The Chilean Uprising: one year on - an explainer
In 1970, Salvador Allende became the first democratically-elected socialist president in Chile. During his mandate, he promoted economic justice and social reforms. Three years later, Allende’s government was overthrown in a CIA-backed coup led by General Augusto Pinochet. This marked the beginning of a dictatorship known for severe human rights violations and aggressive neoliberal economic policies.
The military dictatorship ended in 1990 following a countrywide referendum that rejected the extension of Pinochet’s rule. Despite the transition to democracy, Chile continued to pursue economic neo-liberalism, which widened the gap between rich and poor and concentrated power in a tiny minority of the country’s elite.
Social discontent culminated in a general uprising that flared up in 2019 not only due to a 30-peso rise in public transport fares, but also with people demanding deep changes to the socio-economic structures of the country, social justice, and a more egalitarian society.
It is not about 30 pesos, it is about 30 years
Chile has been described as “the jaguar of Latin America” because its economy has grown faster than average for the last three decades. But the continuing experiment with free-market policies by successive governments led to rampant inequality and a deep social divide. Indeed, as the Chilean Constitution guarantees that market mechanisms are the main source of social provisions - like education, healthcare and pensions - citizens have had to carry these burdens mostly by themselves. While the richest 20% of the population earns approximately ten times more than the poorest 20%, Chile can be better described as an “economic illusion” rather than a miracle.
The constitutional moment
The social mobilisations of October 2019 soon turned into a national movement advocating for a new social pact that guarantees human dignity for all. Citizens proposed a new Constitution written through popular participation. Following intense days of protests, on 15 November 2019, President Piñera announced that a referendum would take place the following April. It would be for the people to decide whether they wanted a new Constitution and under which mechanism it should be written – either via a Constituent Assembly or a Joint Convention.

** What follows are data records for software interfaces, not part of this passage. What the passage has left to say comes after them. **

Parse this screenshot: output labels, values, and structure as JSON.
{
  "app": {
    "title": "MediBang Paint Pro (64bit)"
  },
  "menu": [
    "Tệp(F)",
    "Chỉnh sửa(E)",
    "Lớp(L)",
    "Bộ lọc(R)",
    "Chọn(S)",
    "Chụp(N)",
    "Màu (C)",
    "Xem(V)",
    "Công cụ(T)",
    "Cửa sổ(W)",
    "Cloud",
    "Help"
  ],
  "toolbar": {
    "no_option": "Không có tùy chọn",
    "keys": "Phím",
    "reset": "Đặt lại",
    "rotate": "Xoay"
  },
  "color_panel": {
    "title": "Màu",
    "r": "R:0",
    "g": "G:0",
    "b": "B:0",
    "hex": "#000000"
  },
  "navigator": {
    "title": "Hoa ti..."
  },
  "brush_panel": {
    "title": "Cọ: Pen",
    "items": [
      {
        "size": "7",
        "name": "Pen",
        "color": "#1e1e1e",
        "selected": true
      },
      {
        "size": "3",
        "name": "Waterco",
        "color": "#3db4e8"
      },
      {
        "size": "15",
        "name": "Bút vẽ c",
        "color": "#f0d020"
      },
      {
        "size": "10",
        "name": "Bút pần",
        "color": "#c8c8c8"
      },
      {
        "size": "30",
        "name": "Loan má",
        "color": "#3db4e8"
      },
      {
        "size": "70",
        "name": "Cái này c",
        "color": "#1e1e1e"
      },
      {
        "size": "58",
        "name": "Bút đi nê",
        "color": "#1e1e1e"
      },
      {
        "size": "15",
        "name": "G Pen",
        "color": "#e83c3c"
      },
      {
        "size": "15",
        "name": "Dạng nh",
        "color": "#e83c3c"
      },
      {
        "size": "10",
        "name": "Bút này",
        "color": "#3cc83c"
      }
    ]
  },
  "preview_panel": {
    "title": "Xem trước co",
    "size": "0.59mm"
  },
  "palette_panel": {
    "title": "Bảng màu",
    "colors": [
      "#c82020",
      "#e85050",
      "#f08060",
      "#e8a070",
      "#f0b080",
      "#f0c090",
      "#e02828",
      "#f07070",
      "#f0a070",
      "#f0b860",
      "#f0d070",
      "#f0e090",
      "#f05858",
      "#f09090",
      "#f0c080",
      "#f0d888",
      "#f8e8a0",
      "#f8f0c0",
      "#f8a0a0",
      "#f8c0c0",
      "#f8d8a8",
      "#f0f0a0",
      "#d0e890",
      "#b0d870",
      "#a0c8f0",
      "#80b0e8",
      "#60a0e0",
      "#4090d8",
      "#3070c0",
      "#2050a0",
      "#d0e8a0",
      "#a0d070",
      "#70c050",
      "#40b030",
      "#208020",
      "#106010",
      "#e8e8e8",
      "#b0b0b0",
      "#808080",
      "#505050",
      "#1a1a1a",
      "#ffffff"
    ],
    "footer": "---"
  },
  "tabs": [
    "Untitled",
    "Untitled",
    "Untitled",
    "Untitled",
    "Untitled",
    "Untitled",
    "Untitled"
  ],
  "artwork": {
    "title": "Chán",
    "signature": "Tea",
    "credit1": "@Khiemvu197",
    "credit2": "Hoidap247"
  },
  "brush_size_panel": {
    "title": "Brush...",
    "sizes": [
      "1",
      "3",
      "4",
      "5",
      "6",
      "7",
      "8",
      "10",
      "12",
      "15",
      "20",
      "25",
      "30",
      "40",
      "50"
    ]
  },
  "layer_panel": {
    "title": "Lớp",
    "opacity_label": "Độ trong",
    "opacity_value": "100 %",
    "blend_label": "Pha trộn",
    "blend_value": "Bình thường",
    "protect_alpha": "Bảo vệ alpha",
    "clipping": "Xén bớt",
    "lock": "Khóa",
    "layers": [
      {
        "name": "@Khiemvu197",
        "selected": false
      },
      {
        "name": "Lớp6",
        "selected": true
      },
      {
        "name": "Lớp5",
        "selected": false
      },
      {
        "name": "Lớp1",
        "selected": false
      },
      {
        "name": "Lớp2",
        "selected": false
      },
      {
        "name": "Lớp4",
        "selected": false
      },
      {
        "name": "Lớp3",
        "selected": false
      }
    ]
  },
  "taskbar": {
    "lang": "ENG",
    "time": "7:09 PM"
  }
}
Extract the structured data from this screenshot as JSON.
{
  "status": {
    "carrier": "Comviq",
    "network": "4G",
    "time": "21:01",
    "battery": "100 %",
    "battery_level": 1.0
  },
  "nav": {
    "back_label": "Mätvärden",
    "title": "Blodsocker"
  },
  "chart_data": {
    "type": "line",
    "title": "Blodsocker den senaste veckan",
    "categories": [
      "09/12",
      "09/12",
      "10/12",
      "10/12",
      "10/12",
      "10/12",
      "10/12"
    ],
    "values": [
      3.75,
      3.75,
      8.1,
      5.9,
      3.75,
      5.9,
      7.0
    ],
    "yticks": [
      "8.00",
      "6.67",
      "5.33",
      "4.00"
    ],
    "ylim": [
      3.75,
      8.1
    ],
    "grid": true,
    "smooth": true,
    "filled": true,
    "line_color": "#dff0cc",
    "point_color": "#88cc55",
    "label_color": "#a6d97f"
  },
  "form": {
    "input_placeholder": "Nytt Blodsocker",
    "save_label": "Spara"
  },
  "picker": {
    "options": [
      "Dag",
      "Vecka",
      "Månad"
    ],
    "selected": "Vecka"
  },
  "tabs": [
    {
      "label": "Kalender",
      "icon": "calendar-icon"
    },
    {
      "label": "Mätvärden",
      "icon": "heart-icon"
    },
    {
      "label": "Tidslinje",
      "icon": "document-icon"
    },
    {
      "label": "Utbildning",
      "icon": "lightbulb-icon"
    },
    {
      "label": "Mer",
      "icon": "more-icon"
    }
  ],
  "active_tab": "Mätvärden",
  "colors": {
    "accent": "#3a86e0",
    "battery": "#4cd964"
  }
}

The announcement came after political parties signed an agreement with the government under the threat of a possible coup d’état. With the outbreak of the Covid-19 pandemic, the government postponed the referendum to October 2020 while encouraging citizens to continue their business as usual, in complete disregard of public health.
Eye mutilations & human rights violations
President Piñera responded to the demands of the people with repression. Local and international human rights organisations denounced torture, arbitrary detentions, sexual abuse, excessive use of force, the erosion of press freedom and extra-judicial executions. Moreover, police targeted the eyes of protesters, with 460 cases and injuries recorded by March 2020, making this a distinct hallmark of police violence in Chile during the uprising.
The Piñera-government turned a blind eye to international calls to put an end to police abuses, escalating the repression. On 17 May 2020, the president proposed legislation to protect himself from international criminal charges. This gave the Ministry of Foreign Affairs the power to decide the circumstances in which the International Criminal Court could intervene in Chile. This move came as the Hague launched an investigation into possible crimes against humanity by the president, former Interior Minister Gonzalo Blumel, his predecessor Andres Chadwich and the General Director of the police force Mario Rozas.
The view of the Left
In a country where the wealthy elite has preserved its status with violence and corruption, while the poor are marginalised and excluded from social participation, the citizens’ anger is justified and their right to protest should be protected. Police violence should end and those responsible should be brought to justice. Ultimately, Chile’s government must heed the demands of the majority of people in the country for a new social contract that puts people first, instead of the economic elites, abolishing the neoliberal orthodoxies that have prevailed in the country for over three decades.
This article first appeared on the GUE/NGL Website. Reproduced with permission